  2. Eaves: The horizontal, lowest edge of a sloped roof that extends beyond the exterior wall.
  3. Rakes– The vertical edges of gable-style roof planes.
  4. Flashing- Pieces of metal or roll roofing used to prevent seepage of water into a building around any intersection or projection in a roof such as vent pipes, chimneys, adjoining walls, dormers, and valleys.
  5. Step flashing: Flashing application method used where a vertical surface meets a sloping roof plane. Individual pieces extend on the roof plane and up the vertical surface and are overlapped and stepped up the roof as shingles are applied.
  6. Drip Edge: A non-corrosive metal lip that keeps shingles up off the deck at roof edges and extends shingles out over eaves and rakes
  7. Underlayment: A layer of asphalt-saturated felt (sometimes referred to as tar paper) which is laid down on a bare deck before shingles are installed to provide additional protection for the deck.
  8. Valley: The internal angle formed by the intersection of two sloping roof planes to provide water runoff.
  9. Ice dam: Condition formed at the lower roof edge by the thawing and refreezing of melted snow on the overhang. Can force water up and under shingles, causing leaks.
  10. Ice-and-water shield: Thin, self-adhering rubberized asphalt membrane applied before underlayment, but over the drip edge at the eaves to help mitigate potential leaks from ice dams
  11. Ridge: The uppermost, horizontal external angle formed by the intersection of two sloping roof planes.
  12. Sheathing: Exterior-grade boards used as a roof deck material.

 

Upon the rooftop…

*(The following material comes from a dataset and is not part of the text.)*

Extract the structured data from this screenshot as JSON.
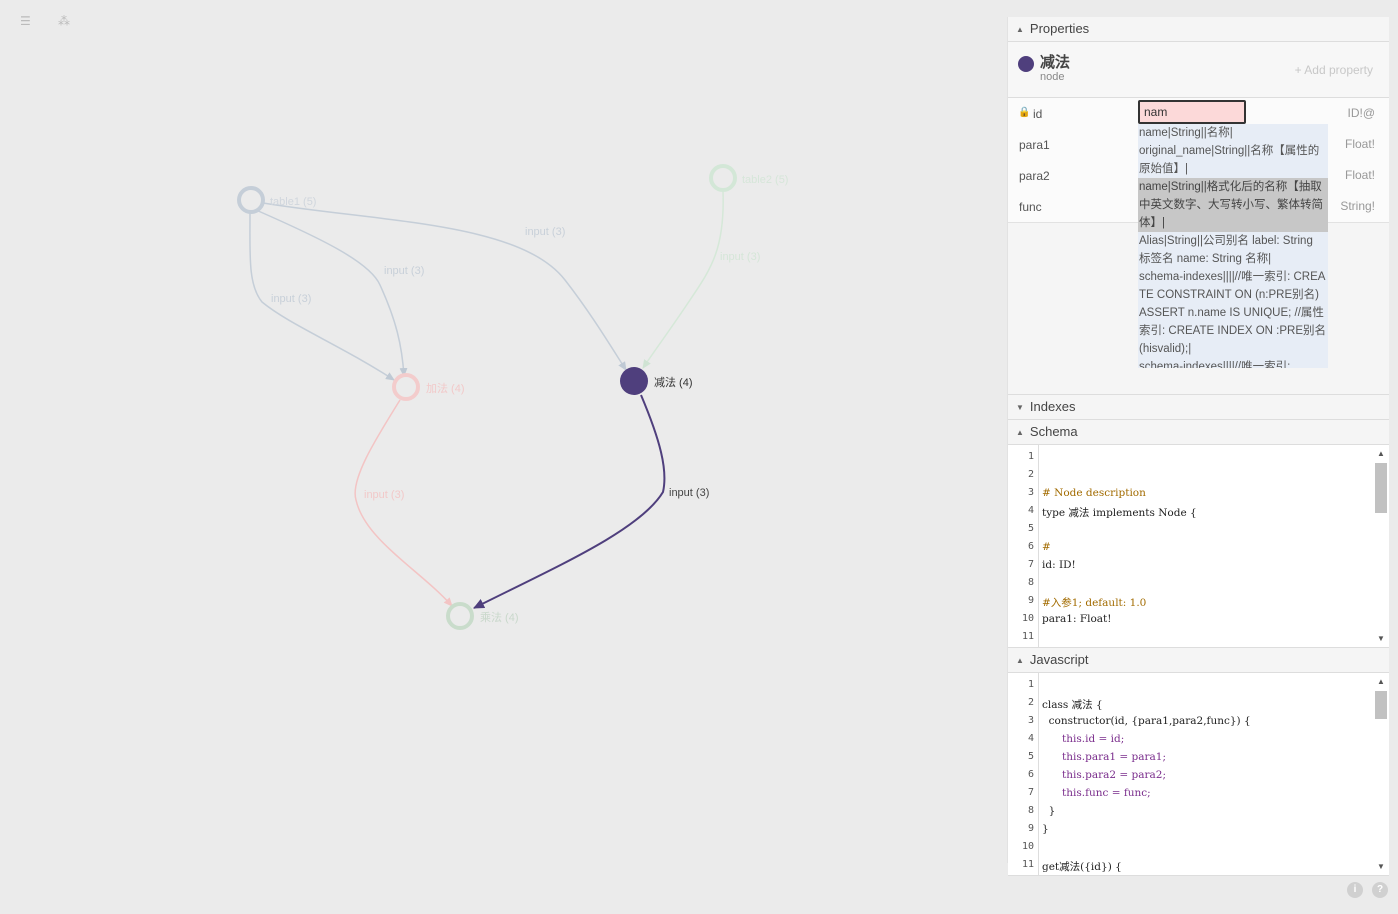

So, now that we know a little bit of the roofer’s lingo, let’s see just what they do up on your roof.

  1. Preparation
    1. The old shingles and flashings will be removed.
    2. The decking will be swept as clean as possible. Loose sheathing will be reattached, and sheathing will be inspected for damage prior to new shingles being placed.
  2. Barrier placement
    1. Drip edge installed at the eaves
    2. Ice-and-water membrane applied over the drip edge at the eaves
    3. Metal flashing and ice-and-water membrane applied in the valleys as well as any protrusions (plumbing stacks and attic vents, for example) from the roof
    4. Ice-and-water membrane applied to the rakes
    5. Felt underlayment is applied to the whole roof, each strip overlapping the previous layer by several inches
    6. The drip edge applied to the rakes, OVER the ice-and-water membrane and underlayment
  3. Shingle placement and finishing
    1. Starter shingles placed along the eaves extending past the fascia, drip edge, ice-and-water barrier, and underlayment
    2. Shingles applied in overlapping rows from eaves to ridge
    3. Metal step flashing applied with shingles at joints where the roof meets a wall or chimney.
    4. Roofers finish roof using specially-made pieces for capping the ridge.
    5. Roofers make a final pass across the entire roof, ensuring every nail is sealed with a professional strength sealant.

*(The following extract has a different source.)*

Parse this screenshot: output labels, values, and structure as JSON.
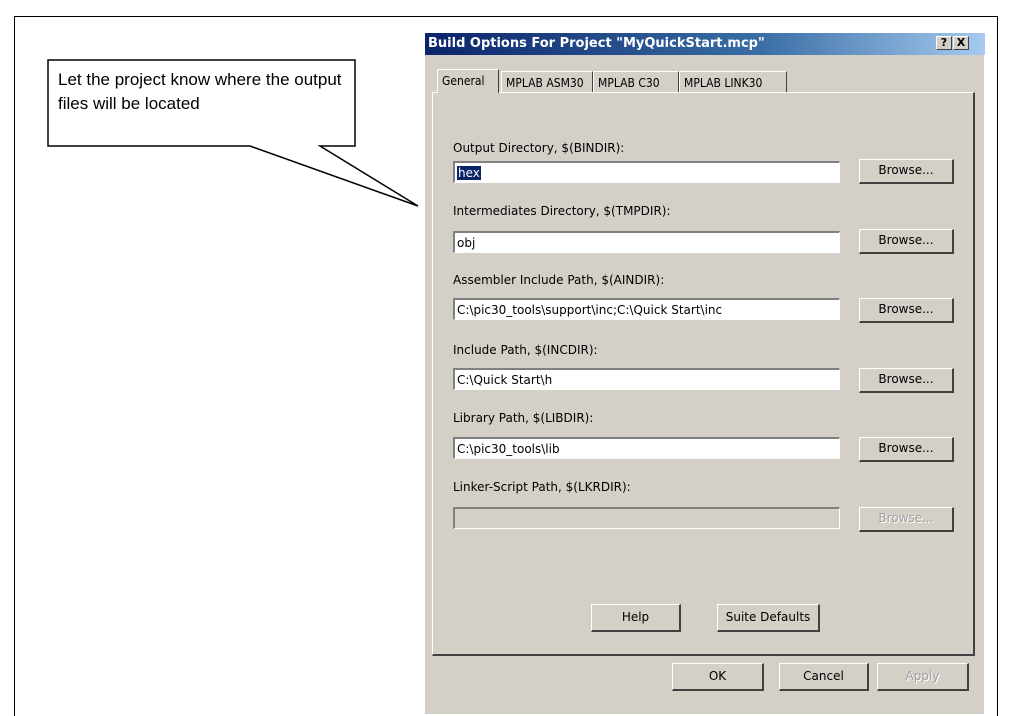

Congratulations! Your New Roof Rocks!

Thankfully, you won’t need a new roof very often. But, when age or weather damage keeps your roof from doing its job and threatens further damage to your home and belongings, we’re here to help. Beneficial Roofing offers a free consultation and award-winning professional roofing and customer service. With special pricing and financing available, we help you work with your homeowner’s insurance to make sure you get what you need at the price you can afford. Give us a call today! We’ve got you covered.